Author: Bill McMillan- Owner of IndyWx.com
Date: Saturday, October 21st, 2017
2017-2018 IndyWx.com Winter Outlook
As we put the finishing touches on our annual winter outlook, central Indiana is enjoying “bonus” summertime. However, longtime Hoosiers know that these unseasonably warm, pleasant days are on borrowed time come mid-October. With that in mind, it’s time for us to reveal our annual winter outlook!
Before we dig in to the ingredients behind this year’s winter forecast, the past couple of winters have been unseasonably mild- not only here, but across a large portion of the country. Snow and ice clients have had things relatively easy over the past couple of winters.
As we look forward to the winter of 2017-2018, it’s important, as always, to start with the “basis” of our forecast. That’s with an analysis of ENSO, or El Nino/ Southern Oscillation. A look at current sea surface temperature anomalies shows the band of cooler anomalies in the equatorial PAC, suggestive that what’s currently officially classified as “neutral,” shifts towards a La Nina as winter nears. Also of note is the cooler than normal SSTs to the northeast of the Bahamas. While this won’t have much, if any, impact on our winter pattern, this is a byproduct of the busy hurricane season.
As we look ahead, data suggests a “weak” to borderline “moderate” La Nina awaits this winter.
In building long range, seasonal forecasts we feel it’s important to look back in the past at similar weather patterns and the corresponding “sensible” weather that followed. While no weather pattern is identical to another, this research can provide insight with what we can expect moving forward. With that said, we pulled all of the years, since 1950, that featured a weak La Nina during meteorological winter (December, January, February) and came up with this temperature profile:
Factor out the “blow torch” winter of ’11-’12 and that leaves us with this look:

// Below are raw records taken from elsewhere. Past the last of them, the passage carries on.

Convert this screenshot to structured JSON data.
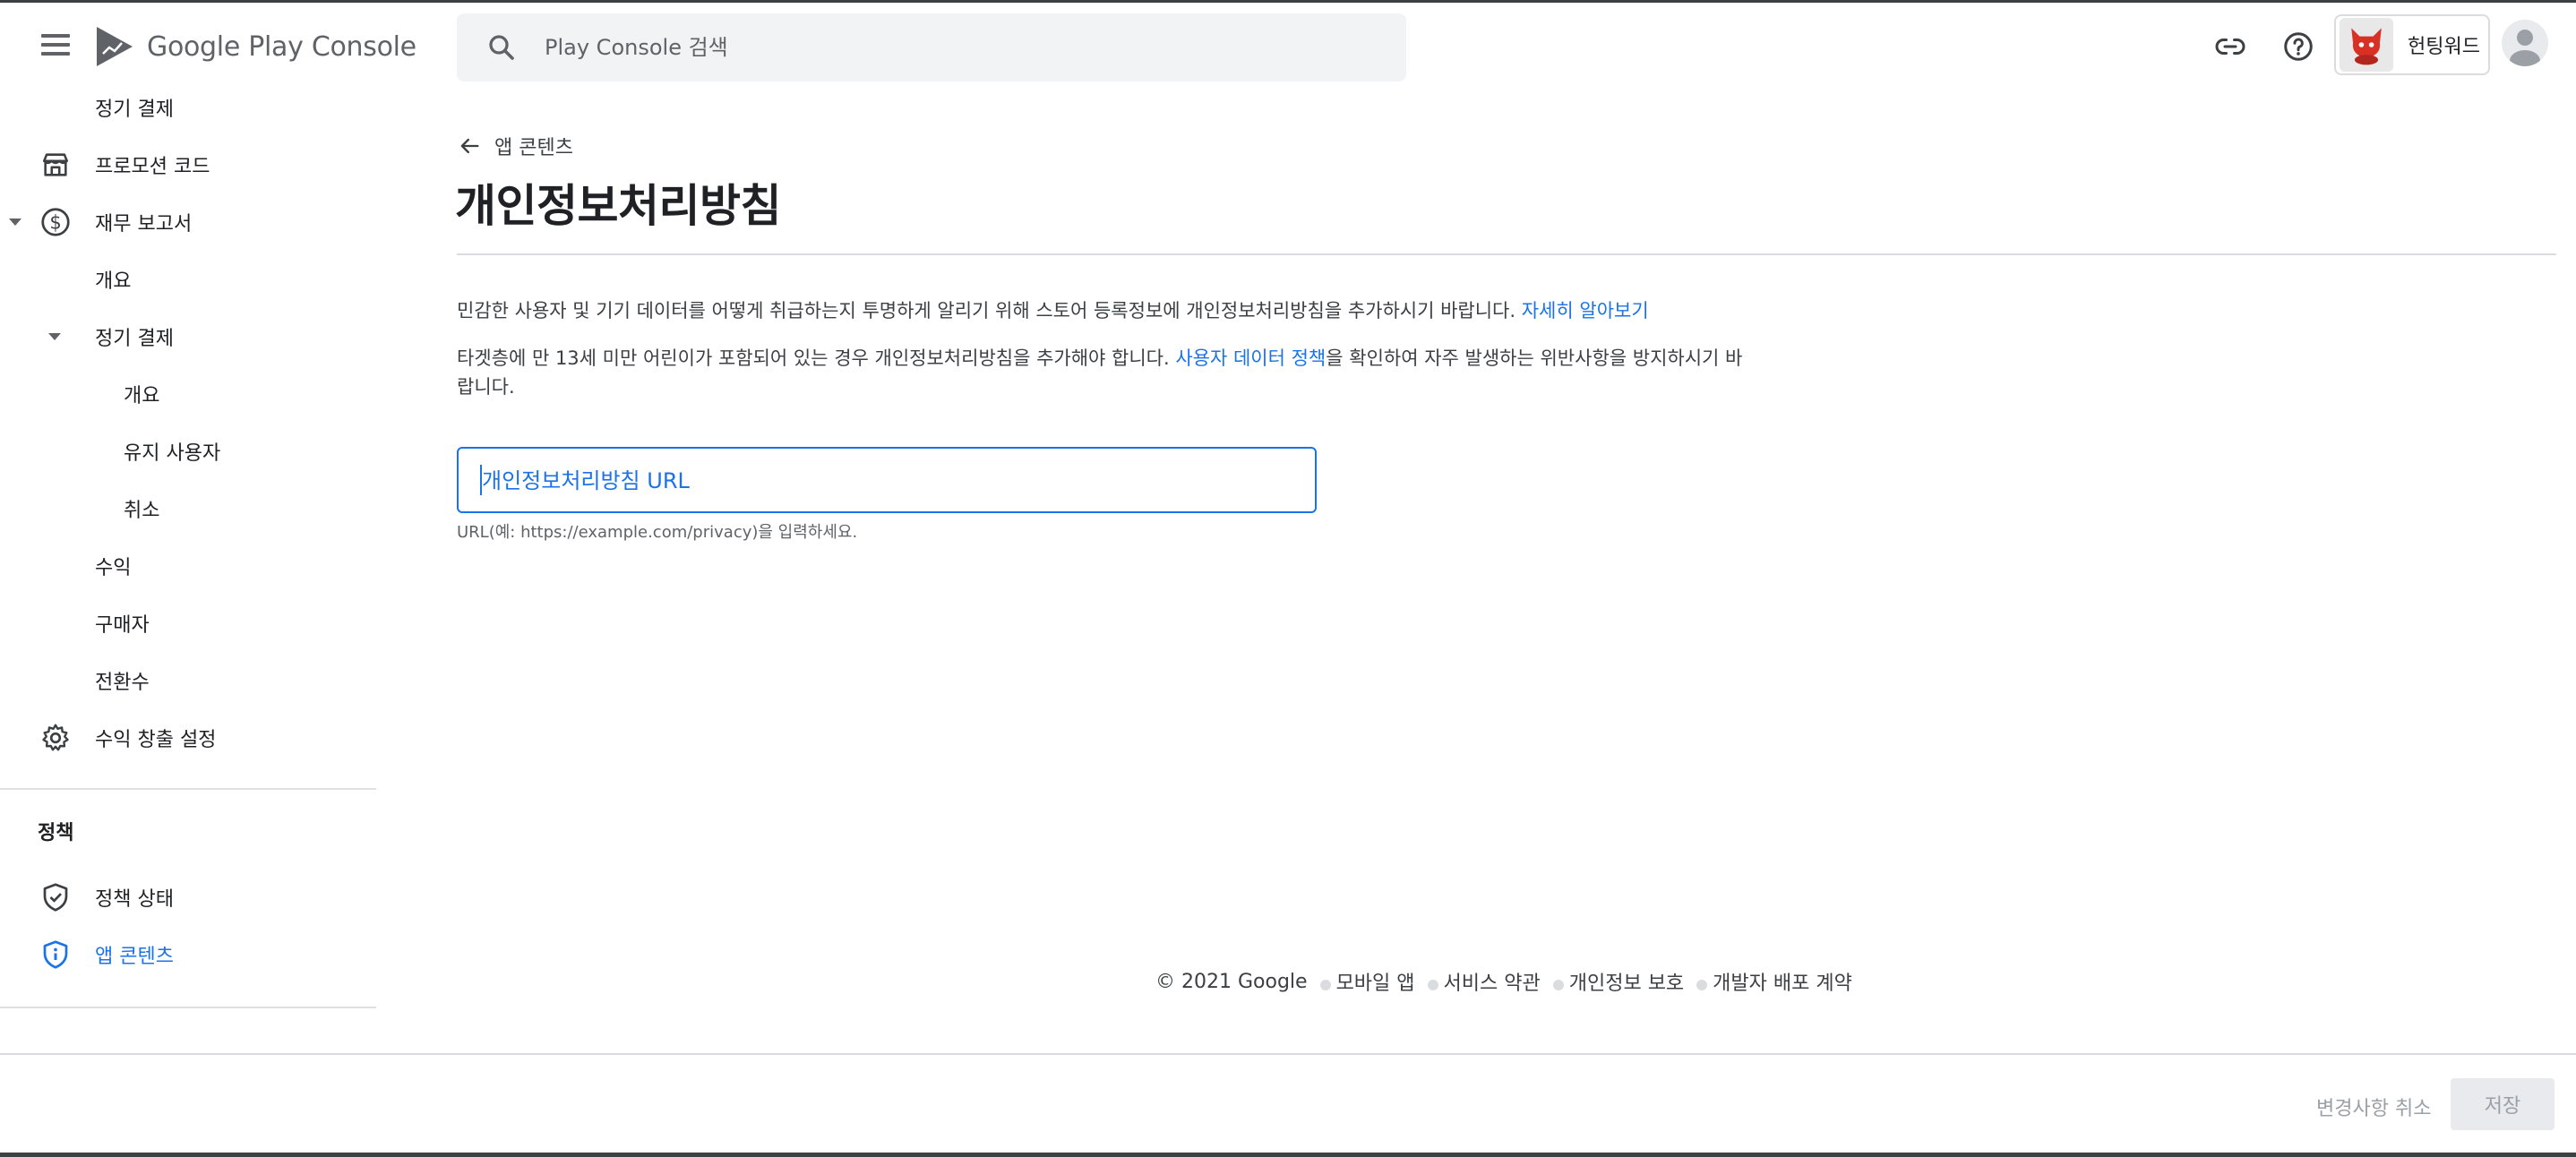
{
  "app": {
    "logo_text": "Google Play Console"
  },
  "search": {
    "placeholder": "Play Console 검색"
  },
  "account": {
    "name": "헌팅워드"
  },
  "sidebar": {
    "items": [
      {
        "label": "정기 결제"
      },
      {
        "label": "프로모션 코드",
        "icon": "store-icon"
      },
      {
        "label": "재무 보고서",
        "icon": "dollar-circle-icon"
      },
      {
        "label": "개요"
      },
      {
        "label": "정기 결제"
      },
      {
        "label": "개요"
      },
      {
        "label": "유지 사용자"
      },
      {
        "label": "취소"
      },
      {
        "label": "수익"
      },
      {
        "label": "구매자"
      },
      {
        "label": "전환수"
      },
      {
        "label": "수익 창출 설정",
        "icon": "gear-icon"
      }
    ],
    "policy_header": "정책",
    "policy_items": [
      {
        "label": "정책 상태",
        "icon": "shield-check-icon"
      },
      {
        "label": "앱 콘텐츠",
        "icon": "shield-info-icon",
        "active": true
      }
    ]
  },
  "main": {
    "back_label": "앱 콘텐츠",
    "title": "개인정보처리방침",
    "para1_text": "민감한 사용자 및 기기 데이터를 어떻게 취급하는지 투명하게 알리기 위해 스토어 등록정보에 개인정보처리방침을 추가하시기 바랍니다. ",
    "para1_link": "자세히 알아보기",
    "para2_text_a": "타겟층에 만 13세 미만 어린이가 포함되어 있는 경우 개인정보처리방침을 추가해야 합니다. ",
    "para2_link": "사용자 데이터 정책",
    "para2_text_b": "을 확인하여 자주 발생하는 위반사항을 방지하시기 바랍니다.",
    "url_placeholder": "개인정보처리방침 URL",
    "url_value": "",
    "url_hint": "URL(예: https://example.com/privacy)을 입력하세요."
  },
  "footer": {
    "copyright": "© 2021 Google",
    "links": [
      "모바일 앱",
      "서비스 약관",
      "개인정보 보호",
      "개발자 배포 계약"
    ]
  },
  "actions": {
    "cancel_label": "변경사항 취소",
    "save_label": "저장"
  },
  "colors": {
    "accent": "#1a73e8",
    "text": "#202124",
    "muted": "#5f6368"
  }
}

What we’ve found is that the coldest temperatures, relative to normal, align themselves across the north-central, with unseasonably mild weather across the southern tier and eastern seaboard.
The tight thermal gradient that lies between the eastern warmth and central cold often features an active storm track, associated with a hyperactive northern jet stream. This often leads to “busy” times around our part of the county with numerous storm systems to deal with. Sure enough, a slew of model data paints a pattern that will deliver above normal precipitation across our region this winter.
While we’re as confident as we can be on heavier than normal precipitation this winter, the degree of cold, relative to average, is a bit tricky. The warm SSTs off the eastern seaboard (noted below) suggest a later starting winter along the East Coast and can also help center, or focus, the colder anomalies across the “belly” of the country, including the Mid West- especially early in the season.
Furthermore, the QBO, or Quasi-Biennial Oscillation, is currently in a state favorable for more high latitude blocking than in year’s past. The caveat is that this doesn’t necessarily mean it favors our part of the globe. This is something that will require our attention closely moving through the next couple of months. Unlike last year, this could provide more of a “blocky” look to the pattern, jamming things up and leading to more long-lasting cold, especially across the central portion of the country. By the way, you can read more about the QBO here.
Perhaps the IRI (International Research Institute) is seeing this blocky look, resulting in a cold winter across our region. It should also be noted this model has held it’s own against other long range data over the past couple of winters from this distance. This is easily the coldest look this particular model has painted in our time monitoring this data (since 2010).
Additional wild cards can also factor into the winter pattern. These include the Pacific (PAC) jet and NAO, or North Atlantic Oscillation, just to name a couple.
Despite nearly unanimous agreement with data last winter, the PAC jet wrecked havoc on the majority of winter forecasts (ours included), as it ultimately flooded the country with mild, Pacific air for the balance of the winter. This, coupled with a lack of blocking, resulted in cold air lacking any significant staying power. Unfortunately, it’s really not until we get deeper into November that we can say with any certainty what the ‘mean’ impact of the Pacific jet will be. The NAO is also one of those wild cards that’s a headache to try and forecast with any certainty from this distance for the winter season. That said, the QBO state does argue for more of a likelihood that a negative NAO is ahead this winter. This is suggestive of a cold signal.
If you’re still awake :-), we’ll close with saying we believe a slightly warmer than normal winter awaits, but one that’s also snowier than average. We are concerned the potential is present for blocking to become more of a factor, leading to a colder winter than currently forecast, but confidence at the issuance of this outlook isn’t high enough to transition our forecast colder. As mentioned above, we’re very confident on above average precipitation this winter, including the potential of a couple “big hitter” winter storms. Heavy, wet snows and ice are notorious during Nina winters. As is always the case, stay tuned to IndyWx.com for daily forecasts, discussions, and video updates!
IndyWx.com 2017-2018 Winter Outlook
- Snowfall: 30″ at IND (first flake to last flake)
- Temperatures: + 0.5° (meteorological winter, or December through February)